### [Exercise aim]
Every line with "views" in it should be copied from the data.

### [Data records]
══════════

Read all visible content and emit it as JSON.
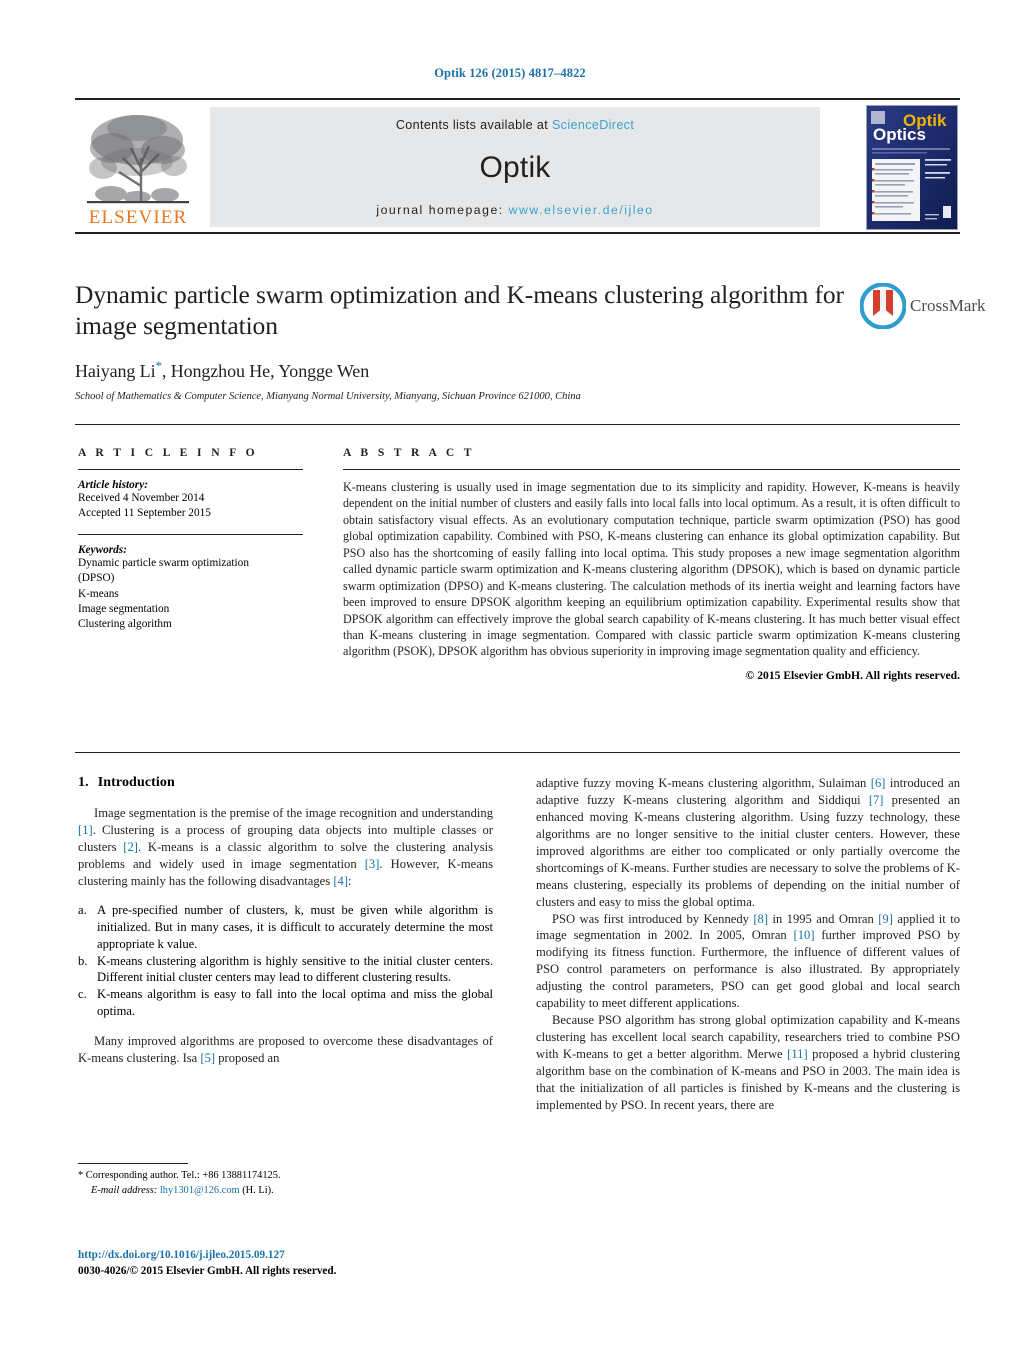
{
  "running_head": "Optik 126 (2015) 4817–4822",
  "masthead": {
    "publisher_logo_label": "ELSEVIER",
    "contents_prefix": "Contents lists available at",
    "contents_link": "ScienceDirect",
    "journal_title": "Optik",
    "homepage_prefix": "journal homepage:",
    "homepage_url": "www.elsevier.de/ijleo",
    "cover": {
      "title_primary": "Optik",
      "title_secondary": "Optics"
    }
  },
  "article": {
    "title": "Dynamic particle swarm optimization and K-means clustering algorithm for image segmentation",
    "authors": "Haiyang Li",
    "corresponding_marker": "*",
    "authors_rest": ", Hongzhou He, Yongge Wen",
    "affiliation": "School of Mathematics & Computer Science, Mianyang Normal University, Mianyang, Sichuan Province 621000, China",
    "crossmark_label": "CrossMark"
  },
  "article_info": {
    "heading": "A R T I C L E   I N F O",
    "history_heading": "Article history:",
    "history_lines": [
      "Received 4 November 2014",
      "Accepted 11 September 2015"
    ],
    "keywords_heading": "Keywords:",
    "keywords": [
      "Dynamic particle swarm optimization",
      "(DPSO)",
      "K-means",
      "Image segmentation",
      "Clustering algorithm"
    ]
  },
  "abstract": {
    "heading": "A B S T R A C T",
    "text": "K-means clustering is usually used in image segmentation due to its simplicity and rapidity. However, K-means is heavily dependent on the initial number of clusters and easily falls into local falls into local optimum. As a result, it is often difficult to obtain satisfactory visual effects. As an evolutionary computation technique, particle swarm optimization (PSO) has good global optimization capability. Combined with PSO, K-means clustering can enhance its global optimization capability. But PSO also has the shortcoming of easily falling into local optima. This study proposes a new image segmentation algorithm called dynamic particle swarm optimization and K-means clustering algorithm (DPSOK), which is based on dynamic particle swarm optimization (DPSO) and K-means clustering. The calculation methods of its inertia weight and learning factors have been improved to ensure DPSOK algorithm keeping an equilibrium optimization capability. Experimental results show that DPSOK algorithm can effectively improve the global search capability of K-means clustering. It has much better visual effect than K-means clustering in image segmentation. Compared with classic particle swarm optimization K-means clustering algorithm (PSOK), DPSOK algorithm has obvious superiority in improving image segmentation quality and efficiency.",
    "copyright": "© 2015 Elsevier GmbH. All rights reserved."
  },
  "introduction": {
    "section_number": "1.",
    "section_title": "Introduction",
    "para1_a": "Image segmentation is the premise of the image recognition and understanding ",
    "para1_r1": "[1]",
    "para1_b": ". Clustering is a process of grouping data objects into multiple classes or clusters ",
    "para1_r2": "[2]",
    "para1_c": ". K-means is a classic algorithm to solve the clustering analysis problems and widely used in image segmentation ",
    "para1_r3": "[3]",
    "para1_d": ". However, K-means clustering mainly has the following disadvantages ",
    "para1_r4": "[4]",
    "para1_e": ":",
    "list": [
      {
        "marker": "a.",
        "text": "A pre-specified number of clusters, k, must be given while algorithm is initialized. But in many cases, it is difficult to accurately determine the most appropriate k value."
      },
      {
        "marker": "b.",
        "text": "K-means clustering algorithm is highly sensitive to the initial cluster centers. Different initial cluster centers may lead to different clustering results."
      },
      {
        "marker": "c.",
        "text": "K-means algorithm is easy to fall into the local optima and miss the global optima."
      }
    ],
    "para2_a": "Many improved algorithms are proposed to overcome these disadvantages of K-means clustering. Isa ",
    "para2_r5": "[5]",
    "para2_b": " proposed an"
  },
  "right_column": {
    "para3_a": "adaptive fuzzy moving K-means clustering algorithm, Sulaiman ",
    "para3_r6": "[6]",
    "para3_b": " introduced an adaptive fuzzy K-means clustering algorithm and Siddiqui ",
    "para3_r7": "[7]",
    "para3_c": " presented an enhanced moving K-means clustering algorithm. Using fuzzy technology, these algorithms are no longer sensitive to the initial cluster centers. However, these improved algorithms are either too complicated or only partially overcome the shortcomings of K-means. Further studies are necessary to solve the problems of K-means clustering, especially its problems of depending on the initial number of clusters and easy to miss the global optima.",
    "para4_a": "PSO was first introduced by Kennedy ",
    "para4_r8": "[8]",
    "para4_b": " in 1995 and Omran ",
    "para4_r9": "[9]",
    "para4_c": " applied it to image segmentation in 2002. In 2005, Omran ",
    "para4_r10": "[10]",
    "para4_d": " further improved PSO by modifying its fitness function. Furthermore, the influence of different values of PSO control parameters on performance is also illustrated. By appropriately adjusting the control parameters, PSO can get good global and local search capability to meet different applications.",
    "para5_a": "Because PSO algorithm has strong global optimization capability and K-means clustering has excellent local search capability, researchers tried to combine PSO with K-means to get a better algorithm. Merwe ",
    "para5_r11": "[11]",
    "para5_b": " proposed a hybrid clustering algorithm base on the combination of K-means and PSO in 2003. The main idea is that the initialization of all particles is finished by K-means and the clustering is implemented by PSO. In recent years, there are"
  },
  "footnote": {
    "corresponding": "* Corresponding author. Tel.: +86 13881174125.",
    "email_label": "E-mail address:",
    "email": "lhy1301@126.com",
    "email_suffix": "(H. Li)."
  },
  "footer": {
    "doi": "http://dx.doi.org/10.1016/j.ijleo.2015.09.127",
    "issn_line": "0030-4026/© 2015 Elsevier GmbH. All rights reserved."
  },
  "colors": {
    "link_blue": "#1a72a8",
    "sciencedirect_blue": "#3ba3d0",
    "elsevier_orange": "#e87722",
    "band_gray": "#e6e7e8",
    "cover_navy": "#1b2a6b"
  }
}
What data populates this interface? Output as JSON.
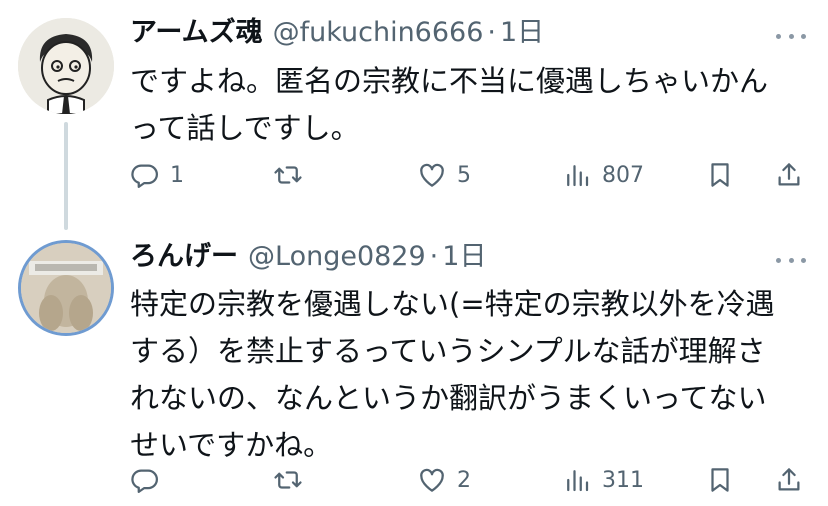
{
  "tweets": [
    {
      "display_name": "アームズ魂",
      "handle": "@fukuchin6666",
      "separator": "·",
      "time": "1日",
      "text": "ですよね。匿名の宗教に不当に優遇しちゃいかん\nって話しですし。",
      "replies": "1",
      "retweets": "",
      "likes": "5",
      "views": "807"
    },
    {
      "display_name": "ろんげー",
      "handle": "@Longe0829",
      "separator": "·",
      "time": "1日",
      "text": "特定の宗教を優遇しない(=特定の宗教以外を冷遇\nする）を禁止するっていうシンプルな話が理解さ\nれないの、なんというか翻訳がうまくいってない\nせいですかね。",
      "replies": "",
      "retweets": "",
      "likes": "2",
      "views": "311"
    }
  ],
  "icons": {
    "reply": "reply-icon",
    "retweet": "retweet-icon",
    "like": "heart-icon",
    "views": "views-chart-icon",
    "bookmark": "bookmark-icon",
    "share": "share-icon",
    "more": "more-dots-icon"
  },
  "colors": {
    "text": "#0f1419",
    "secondary": "#536471",
    "thread_line": "#cfd9de",
    "avatar_ring": "#6f9bd1"
  }
}
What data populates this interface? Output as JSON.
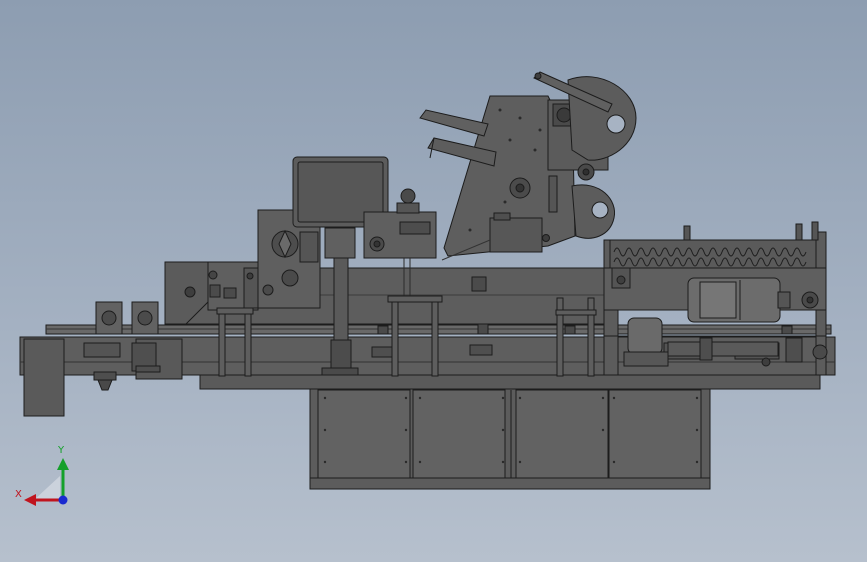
{
  "triad": {
    "x_label": "X",
    "y_label": "Y",
    "x_color": "#c0141e",
    "y_color": "#14a02a",
    "z_color": "#1a2ad0"
  },
  "colors": {
    "metal": "#5e5e5e",
    "metal_dark": "#474747",
    "metal_light": "#6c6c6c",
    "edge": "#1c1c1c",
    "background_top": "#8d9db1",
    "background_bottom": "#b6c0cd"
  }
}
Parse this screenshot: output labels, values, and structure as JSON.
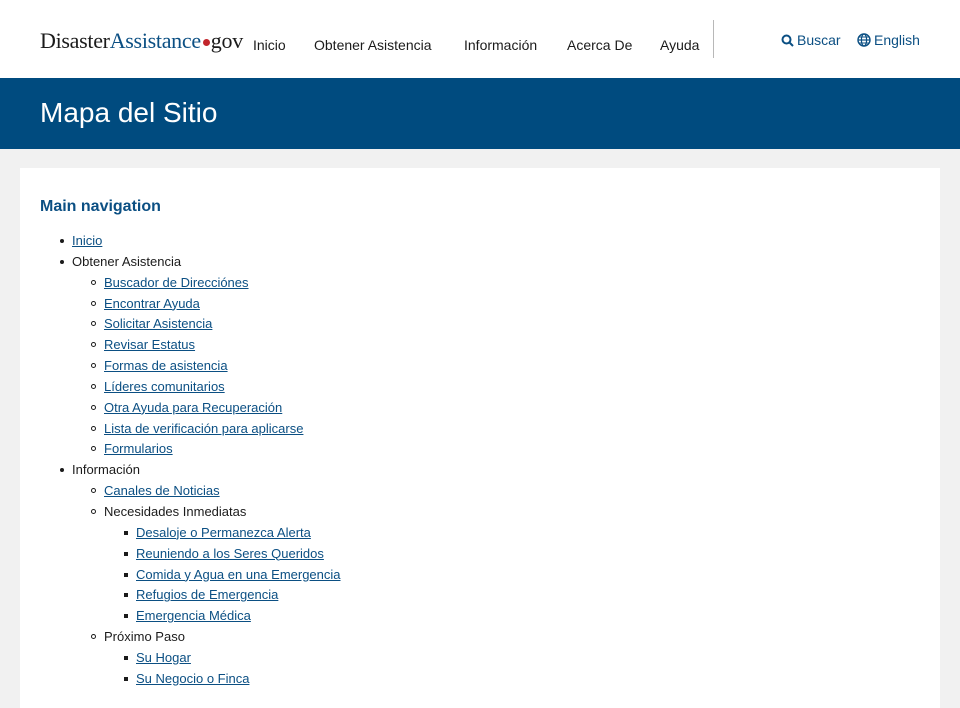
{
  "header": {
    "logo": {
      "part1": "Disaster",
      "part2": "Assistance",
      "part3": "gov"
    },
    "nav": [
      "Inicio",
      "Obtener Asistencia",
      "Información",
      "Acerca De",
      "Ayuda"
    ],
    "search_label": "Buscar",
    "language_label": "English"
  },
  "banner": {
    "title": "Mapa del Sitio"
  },
  "sitemap": {
    "heading": "Main navigation",
    "items": {
      "inicio": "Inicio",
      "obtener": {
        "label": "Obtener Asistencia",
        "children": [
          "Buscador de Direcciónes",
          "Encontrar Ayuda",
          "Solicitar Asistencia",
          "Revisar Estatus",
          "Formas de asistencia",
          "Líderes comunitarios",
          "Otra Ayuda para Recuperación",
          "Lista de verificación para aplicarse",
          "Formularios"
        ]
      },
      "informacion": {
        "label": "Información",
        "canales": "Canales de Noticias",
        "necesidades": {
          "label": "Necesidades Inmediatas",
          "children": [
            "Desaloje o Permanezca Alerta",
            "Reuniendo a los Seres Queridos",
            "Comida y Agua en una Emergencia",
            "Refugios de Emergencia",
            "Emergencia Médica"
          ]
        },
        "proximo": {
          "label": "Próximo Paso",
          "children": [
            "Su Hogar",
            "Su Negocio o Finca"
          ]
        }
      }
    }
  },
  "colors": {
    "brand_blue": "#004b7f",
    "link_blue": "#0b4f83",
    "logo_dot": "#c2262c",
    "page_bg": "#f1f1f1"
  }
}
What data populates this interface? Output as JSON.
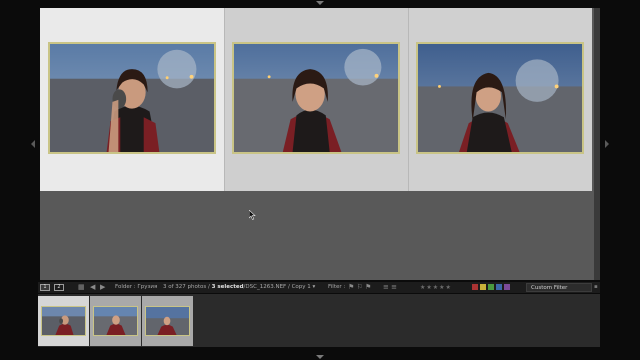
{
  "toolbar": {
    "monitor_primary": "1",
    "monitor_secondary": "2",
    "source": "Folder : Грузия",
    "count_text": "3 of 327 photos /",
    "selected_text": "3 selected",
    "file_text": "/DSC_1263.NEF / Copy 1 ▾",
    "filter_label": "Filter :",
    "custom_filter": "Custom Filter",
    "stars": "★★★★★"
  },
  "colors": {
    "workspace": "#595959",
    "selected_cell": "#eaeaea",
    "cell": "#cfcfcf",
    "photo_border": "#c9c486",
    "toolbar": "#1c1c1c",
    "filmstrip": "#2b2b2b"
  },
  "icons": {
    "grid": "grid-icon",
    "back": "arrow-left-icon",
    "forward": "arrow-right-icon",
    "cursor": "mouse-cursor-icon",
    "lock": "lock-icon"
  },
  "photos": [
    {
      "id": "1",
      "pose": "stone"
    },
    {
      "id": "2",
      "pose": "front"
    },
    {
      "id": "3",
      "pose": "side"
    }
  ]
}
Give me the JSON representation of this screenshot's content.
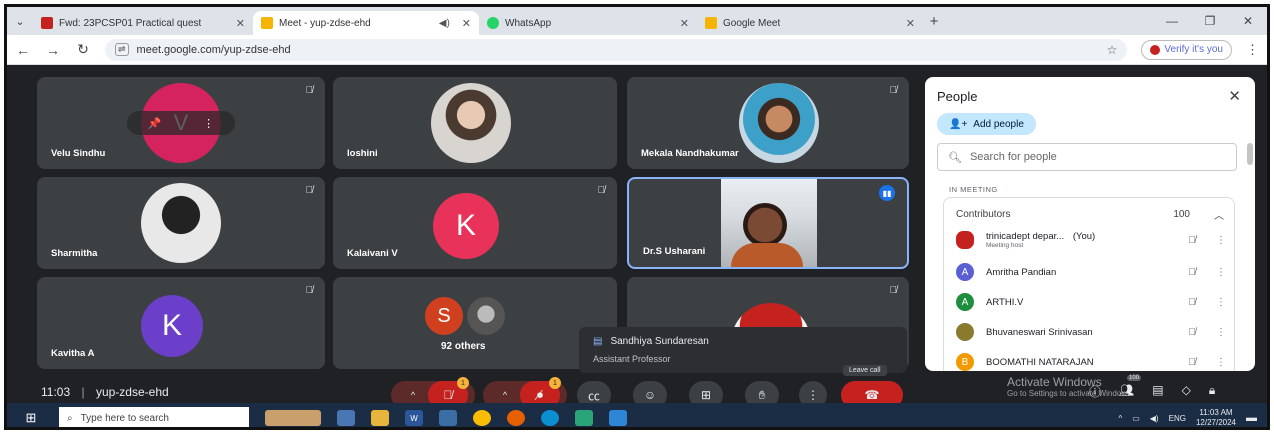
{
  "browser": {
    "tabs": [
      {
        "title": "Fwd: 23PCSP01 Practical quest",
        "icon_color": "#c5221f"
      },
      {
        "title": "Meet - yup-zdse-ehd",
        "icon_color": "#f4b400",
        "active": true
      },
      {
        "title": "WhatsApp",
        "icon_color": "#25d366"
      },
      {
        "title": "Google Meet",
        "icon_color": "#f4b400"
      }
    ],
    "url": "meet.google.com/yup-zdse-ehd",
    "verify_label": "Verify it's you"
  },
  "tiles": [
    {
      "name": "Velu Sindhu",
      "initial": "V",
      "color": "#d5235f"
    },
    {
      "name": "loshini"
    },
    {
      "name": "Mekala Nandhakumar"
    },
    {
      "name": "Sharmitha"
    },
    {
      "name": "Kalaivani V",
      "initial": "K",
      "color": "#e8325a"
    },
    {
      "name": "Dr.S Usharani"
    },
    {
      "name": "Kavitha A",
      "initial": "K",
      "color": "#6b3fc9"
    },
    {
      "name": "92 others",
      "initial": "S",
      "color": "#d0401f"
    },
    {
      "name": ""
    }
  ],
  "people_panel": {
    "title": "People",
    "add_people": "Add people",
    "search_placeholder": "Search for people",
    "section_label": "IN MEETING",
    "contributors_label": "Contributors",
    "contributors_count": "100",
    "people": [
      {
        "name": "trinicadept depar...",
        "you": "(You)",
        "sub": "Meeting host",
        "initial": "",
        "color": "#c5221f"
      },
      {
        "name": "Amritha Pandian",
        "initial": "A",
        "color": "#5b5fd6"
      },
      {
        "name": "ARTHI.V",
        "initial": "A",
        "color": "#1e8e3e"
      },
      {
        "name": "Bhuvaneswari Srinivasan",
        "initial": "",
        "color": "#8a7a2e"
      },
      {
        "name": "BOOMATHI NATARAJAN",
        "initial": "B",
        "color": "#f29900"
      }
    ]
  },
  "popup": {
    "name": "Sandhiya Sundaresan",
    "role": "Assistant Professor"
  },
  "leave_label": "Leave call",
  "meeting_time": "11:03",
  "meeting_code": "yup-zdse-ehd",
  "badge_1": "1",
  "badge_2": "1",
  "badge_count": "100",
  "activate_title": "Activate Windows",
  "activate_sub": "Go to Settings to activate Windows.",
  "taskbar": {
    "search_placeholder": "Type here to search",
    "lang": "ENG",
    "time": "11:03 AM",
    "date": "12/27/2024"
  }
}
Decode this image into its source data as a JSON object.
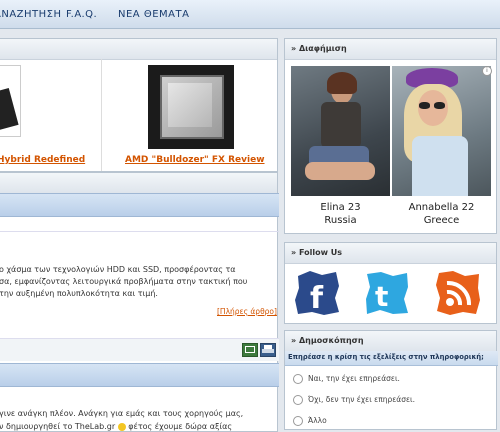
{
  "nav": {
    "items": [
      "ΑΝΑΖΗΤΗΣΗ",
      "F.A.Q.",
      "ΝΕΑ ΘΕΜΑΤΑ"
    ]
  },
  "featured": {
    "left_title": "Hybrid Redefined",
    "right_title": "AMD \"Bulldozer\" FX Review"
  },
  "article": {
    "line1": "ο χάσμα των τεχνολογιών HDD και SSD, προσφέροντας τα",
    "line2": "σα, εμφανίζοντας λειτουργικά προβλήματα στην τακτική που",
    "line3": "την αυξημένη πολυπλοκότητα και τιμή.",
    "more_link": "[Πλήρες άρθρο]"
  },
  "article2": {
    "line1": "γινε ανάγκη πλέον. Ανάγκη για εμάς και τους χορηγούς μας,",
    "line2": "ν δημιουργηθεί το TheLab.gr",
    "line2b": "φέτος έχουμε δώρα αξίας"
  },
  "ad": {
    "header": "» Διαφήμιση",
    "people": [
      {
        "name": "Elina 23",
        "country": "Russia"
      },
      {
        "name": "Annabella 22",
        "country": "Greece"
      }
    ]
  },
  "follow": {
    "header": "» Follow Us",
    "icons": [
      "facebook",
      "twitter",
      "rss"
    ]
  },
  "poll": {
    "header": "» Δημοσκόπηση",
    "question": "Επηρέασε η κρίση τις εξελίξεις στην πληροφορική;",
    "options": [
      "Ναι, την έχει επηρεάσει.",
      "Όχι, δεν την έχει επηρεάσει.",
      "Άλλο"
    ]
  },
  "colors": {
    "link": "#d35400",
    "facebook": "#2b4a8b",
    "twitter": "#2ea7e0",
    "rss": "#e8601a"
  }
}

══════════

### [Solution below]
      "views": "807"
      "views": "311"
    "views": "views-chart-icon",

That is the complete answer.